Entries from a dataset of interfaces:
========================================================================

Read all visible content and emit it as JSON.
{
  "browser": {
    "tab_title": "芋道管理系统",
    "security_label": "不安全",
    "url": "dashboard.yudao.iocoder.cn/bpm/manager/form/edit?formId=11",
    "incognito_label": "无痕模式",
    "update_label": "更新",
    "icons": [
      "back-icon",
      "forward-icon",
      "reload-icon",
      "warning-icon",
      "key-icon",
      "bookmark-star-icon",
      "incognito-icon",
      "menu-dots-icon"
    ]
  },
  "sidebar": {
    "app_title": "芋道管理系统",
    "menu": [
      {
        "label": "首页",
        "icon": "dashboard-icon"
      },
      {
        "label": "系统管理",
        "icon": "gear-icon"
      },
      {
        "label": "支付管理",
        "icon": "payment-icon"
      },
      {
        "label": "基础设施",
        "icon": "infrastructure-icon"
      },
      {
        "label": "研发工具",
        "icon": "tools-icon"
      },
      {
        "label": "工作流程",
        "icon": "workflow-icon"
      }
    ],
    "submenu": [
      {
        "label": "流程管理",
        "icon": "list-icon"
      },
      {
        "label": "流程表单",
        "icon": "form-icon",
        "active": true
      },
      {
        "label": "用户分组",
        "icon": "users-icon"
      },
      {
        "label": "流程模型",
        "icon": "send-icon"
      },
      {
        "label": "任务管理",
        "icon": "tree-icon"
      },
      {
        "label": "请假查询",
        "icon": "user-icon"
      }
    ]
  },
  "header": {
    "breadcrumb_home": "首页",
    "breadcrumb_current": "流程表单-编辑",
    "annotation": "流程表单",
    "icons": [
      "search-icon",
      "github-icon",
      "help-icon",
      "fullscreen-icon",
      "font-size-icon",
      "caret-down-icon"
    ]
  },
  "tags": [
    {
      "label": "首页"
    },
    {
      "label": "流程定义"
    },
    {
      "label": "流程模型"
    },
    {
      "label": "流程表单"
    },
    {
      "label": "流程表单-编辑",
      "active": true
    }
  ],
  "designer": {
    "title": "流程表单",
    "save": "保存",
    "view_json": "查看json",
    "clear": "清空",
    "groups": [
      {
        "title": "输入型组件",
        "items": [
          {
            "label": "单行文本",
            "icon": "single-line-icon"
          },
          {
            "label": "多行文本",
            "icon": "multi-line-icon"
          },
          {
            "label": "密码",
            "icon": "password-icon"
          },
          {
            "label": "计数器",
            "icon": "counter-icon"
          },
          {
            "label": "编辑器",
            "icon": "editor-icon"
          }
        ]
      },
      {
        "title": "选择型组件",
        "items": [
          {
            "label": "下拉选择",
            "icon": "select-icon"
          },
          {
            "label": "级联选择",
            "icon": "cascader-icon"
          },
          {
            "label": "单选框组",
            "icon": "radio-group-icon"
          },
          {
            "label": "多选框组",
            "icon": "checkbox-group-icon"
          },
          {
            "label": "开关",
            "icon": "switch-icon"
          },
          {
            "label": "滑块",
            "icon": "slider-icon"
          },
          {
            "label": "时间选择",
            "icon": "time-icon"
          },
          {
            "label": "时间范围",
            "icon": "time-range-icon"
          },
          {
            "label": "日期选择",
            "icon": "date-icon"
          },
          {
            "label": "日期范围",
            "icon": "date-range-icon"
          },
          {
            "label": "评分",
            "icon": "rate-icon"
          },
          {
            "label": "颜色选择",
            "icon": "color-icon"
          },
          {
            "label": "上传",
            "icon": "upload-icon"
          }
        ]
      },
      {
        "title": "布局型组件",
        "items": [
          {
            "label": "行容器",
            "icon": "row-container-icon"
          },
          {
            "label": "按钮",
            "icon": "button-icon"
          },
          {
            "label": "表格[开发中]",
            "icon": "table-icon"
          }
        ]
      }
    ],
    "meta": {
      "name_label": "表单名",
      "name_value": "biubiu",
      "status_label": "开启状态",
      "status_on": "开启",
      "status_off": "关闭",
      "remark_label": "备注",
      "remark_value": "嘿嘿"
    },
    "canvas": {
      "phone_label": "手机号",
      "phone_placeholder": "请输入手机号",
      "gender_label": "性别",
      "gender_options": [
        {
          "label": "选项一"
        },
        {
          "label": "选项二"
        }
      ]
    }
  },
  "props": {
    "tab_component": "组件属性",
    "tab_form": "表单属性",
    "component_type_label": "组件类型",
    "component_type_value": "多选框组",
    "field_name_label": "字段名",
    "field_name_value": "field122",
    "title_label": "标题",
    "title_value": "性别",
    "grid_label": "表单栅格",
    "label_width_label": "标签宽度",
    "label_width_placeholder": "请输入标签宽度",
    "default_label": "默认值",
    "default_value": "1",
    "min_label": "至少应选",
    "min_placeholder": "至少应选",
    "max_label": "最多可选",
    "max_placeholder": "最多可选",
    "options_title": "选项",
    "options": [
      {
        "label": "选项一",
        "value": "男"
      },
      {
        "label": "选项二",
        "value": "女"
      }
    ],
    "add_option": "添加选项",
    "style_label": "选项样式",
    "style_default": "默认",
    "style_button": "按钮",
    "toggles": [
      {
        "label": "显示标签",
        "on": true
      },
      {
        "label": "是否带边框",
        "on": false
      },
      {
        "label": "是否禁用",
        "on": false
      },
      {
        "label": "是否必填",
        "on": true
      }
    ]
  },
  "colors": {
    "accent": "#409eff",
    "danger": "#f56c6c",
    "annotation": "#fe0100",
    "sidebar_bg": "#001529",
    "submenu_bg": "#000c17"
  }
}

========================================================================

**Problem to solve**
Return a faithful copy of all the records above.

**Written reply**
Read all visible content and emit it as JSON.
{
  "browser": {
    "tab_title": "芋道管理系统",
    "security_label": "不安全",
    "url": "dashboard.yudao.iocoder.cn/bpm/manager/form/edit?formId=11",
    "incognito_label": "无痕模式",
    "update_label": "更新",
    "icons": [
      "back-icon",
      "forward-icon",
      "reload-icon",
      "warning-icon",
      "key-icon",
      "bookmark-star-icon",
      "incognito-icon",
      "menu-dots-icon"
    ]
  },
  "sidebar": {
    "app_title": "芋道管理系统",
    "menu": [
      {
        "label": "首页",
        "icon": "dashboard-icon"
      },
      {
        "label": "系统管理",
        "icon": "gear-icon"
      },
      {
        "label": "支付管理",
        "icon": "payment-icon"
      },
      {
        "label": "基础设施",
        "icon": "infrastructure-icon"
      },
      {
        "label": "研发工具",
        "icon": "tools-icon"
      },
      {
        "label": "工作流程",
        "icon": "workflow-icon"
      }
    ],
    "submenu": [
      {
        "label": "流程管理",
        "icon": "list-icon"
      },
      {
        "label": "流程表单",
        "icon": "form-icon",
        "active": true
      },
      {
        "label": "用户分组",
        "icon": "users-icon"
      },
      {
        "label": "流程模型",
        "icon": "send-icon"
      },
      {
        "label": "任务管理",
        "icon": "tree-icon"
      },
      {
        "label": "请假查询",
        "icon": "user-icon"
      }
    ]
  },
  "header": {
    "breadcrumb_home": "首页",
    "breadcrumb_current": "流程表单-编辑",
    "annotation": "流程表单",
    "icons": [
      "search-icon",
      "github-icon",
      "help-icon",
      "fullscreen-icon",
      "font-size-icon",
      "caret-down-icon"
    ]
  },
  "tags": [
    {
      "label": "首页"
    },
    {
      "label": "流程定义"
    },
    {
      "label": "流程模型"
    },
    {
      "label": "流程表单"
    },
    {
      "label": "流程表单-编辑",
      "active": true
    }
  ],
  "designer": {
    "title": "流程表单",
    "save": "保存",
    "view_json": "查看json",
    "clear": "清空",
    "groups": [
      {
        "title": "输入型组件",
        "items": [
          {
            "label": "单行文本",
            "icon": "single-line-icon"
          },
          {
            "label": "多行文本",
            "icon": "multi-line-icon"
          },
          {
            "label": "密码",
            "icon": "password-icon"
          },
          {
            "label": "计数器",
            "icon": "counter-icon"
          },
          {
            "label": "编辑器",
            "icon": "editor-icon"
          }
        ]
      },
      {
        "title": "选择型组件",
        "items": [
          {
            "label": "下拉选择",
            "icon": "select-icon"
          },
          {
            "label": "级联选择",
            "icon": "cascader-icon"
          },
          {
            "label": "单选框组",
            "icon": "radio-group-icon"
          },
          {
            "label": "多选框组",
            "icon": "checkbox-group-icon"
          },
          {
            "label": "开关",
            "icon": "switch-icon"
          },
          {
            "label": "滑块",
            "icon": "slider-icon"
          },
          {
            "label": "时间选择",
            "icon": "time-icon"
          },
          {
            "label": "时间范围",
            "icon": "time-range-icon"
          },
          {
            "label": "日期选择",
            "icon": "date-icon"
          },
          {
            "label": "日期范围",
            "icon": "date-range-icon"
          },
          {
            "label": "评分",
            "icon": "rate-icon"
          },
          {
            "label": "颜色选择",
            "icon": "color-icon"
          },
          {
            "label": "上传",
            "icon": "upload-icon"
          }
        ]
      },
      {
        "title": "布局型组件",
        "items": [
          {
            "label": "行容器",
            "icon": "row-container-icon"
          },
          {
            "label": "按钮",
            "icon": "button-icon"
          },
          {
            "label": "表格[开发中]",
            "icon": "table-icon"
          }
        ]
      }
    ],
    "meta": {
      "name_label": "表单名",
      "name_value": "biubiu",
      "status_label": "开启状态",
      "status_on": "开启",
      "status_off": "关闭",
      "remark_label": "备注",
      "remark_value": "嘿嘿"
    },
    "canvas": {
      "phone_label": "手机号",
      "phone_placeholder": "请输入手机号",
      "gender_label": "性别",
      "gender_options": [
        {
          "label": "选项一"
        },
        {
          "label": "选项二"
        }
      ]
    }
  },
  "props": {
    "tab_component": "组件属性",
    "tab_form": "表单属性",
    "component_type_label": "组件类型",
    "component_type_value": "多选框组",
    "field_name_label": "字段名",
    "field_name_value": "field122",
    "title_label": "标题",
    "title_value": "性别",
    "grid_label": "表单栅格",
    "label_width_label": "标签宽度",
    "label_width_placeholder": "请输入标签宽度",
    "default_label": "默认值",
    "default_value": "1",
    "min_label": "至少应选",
    "min_placeholder": "至少应选",
    "max_label": "最多可选",
    "max_placeholder": "最多可选",
    "options_title": "选项",
    "options": [
      {
        "label": "选项一",
        "value": "男"
      },
      {
        "label": "选项二",
        "value": "女"
      }
    ],
    "add_option": "添加选项",
    "style_label": "选项样式",
    "style_default": "默认",
    "style_button": "按钮",
    "toggles": [
      {
        "label": "显示标签",
        "on": true
      },
      {
        "label": "是否带边框",
        "on": false
      },
      {
        "label": "是否禁用",
        "on": false
      },
      {
        "label": "是否必填",
        "on": true
      }
    ]
  },
  "colors": {
    "accent": "#409eff",
    "danger": "#f56c6c",
    "annotation": "#fe0100",
    "sidebar_bg": "#001529",
    "submenu_bg": "#000c17"
  }
}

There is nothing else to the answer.